DATA SHOWN:

□ □ □ □ □

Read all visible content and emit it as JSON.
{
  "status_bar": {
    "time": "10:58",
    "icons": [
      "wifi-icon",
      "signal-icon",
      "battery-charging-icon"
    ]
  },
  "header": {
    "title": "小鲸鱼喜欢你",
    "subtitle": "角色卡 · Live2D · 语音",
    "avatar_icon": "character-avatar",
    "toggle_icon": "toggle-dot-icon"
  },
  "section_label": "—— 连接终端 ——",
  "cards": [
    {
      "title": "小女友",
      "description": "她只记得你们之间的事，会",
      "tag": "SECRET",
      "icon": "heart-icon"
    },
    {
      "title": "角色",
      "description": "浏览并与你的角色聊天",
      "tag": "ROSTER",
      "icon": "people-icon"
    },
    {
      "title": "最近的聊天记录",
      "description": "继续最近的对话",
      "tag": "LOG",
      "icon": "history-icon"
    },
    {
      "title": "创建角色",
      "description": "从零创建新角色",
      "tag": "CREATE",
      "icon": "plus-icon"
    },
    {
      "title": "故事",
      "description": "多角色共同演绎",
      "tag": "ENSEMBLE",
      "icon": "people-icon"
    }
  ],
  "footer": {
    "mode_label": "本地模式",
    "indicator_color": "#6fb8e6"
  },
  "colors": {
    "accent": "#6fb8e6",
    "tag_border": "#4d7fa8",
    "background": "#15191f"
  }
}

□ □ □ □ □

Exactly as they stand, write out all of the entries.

ANSWER SPACE:
Read all visible content and emit it as JSON.
{
  "status_bar": {
    "time": "10:58",
    "icons": [
      "wifi-icon",
      "signal-icon",
      "battery-charging-icon"
    ]
  },
  "header": {
    "title": "小鲸鱼喜欢你",
    "subtitle": "角色卡 · Live2D · 语音",
    "avatar_icon": "character-avatar",
    "toggle_icon": "toggle-dot-icon"
  },
  "section_label": "—— 连接终端 ——",
  "cards": [
    {
      "title": "小女友",
      "description": "她只记得你们之间的事，会",
      "tag": "SECRET",
      "icon": "heart-icon"
    },
    {
      "title": "角色",
      "description": "浏览并与你的角色聊天",
      "tag": "ROSTER",
      "icon": "people-icon"
    },
    {
      "title": "最近的聊天记录",
      "description": "继续最近的对话",
      "tag": "LOG",
      "icon": "history-icon"
    },
    {
      "title": "创建角色",
      "description": "从零创建新角色",
      "tag": "CREATE",
      "icon": "plus-icon"
    },
    {
      "title": "故事",
      "description": "多角色共同演绎",
      "tag": "ENSEMBLE",
      "icon": "people-icon"
    }
  ],
  "footer": {
    "mode_label": "本地模式",
    "indicator_color": "#6fb8e6"
  },
  "colors": {
    "accent": "#6fb8e6",
    "tag_border": "#4d7fa8",
    "background": "#15191f"
  }
}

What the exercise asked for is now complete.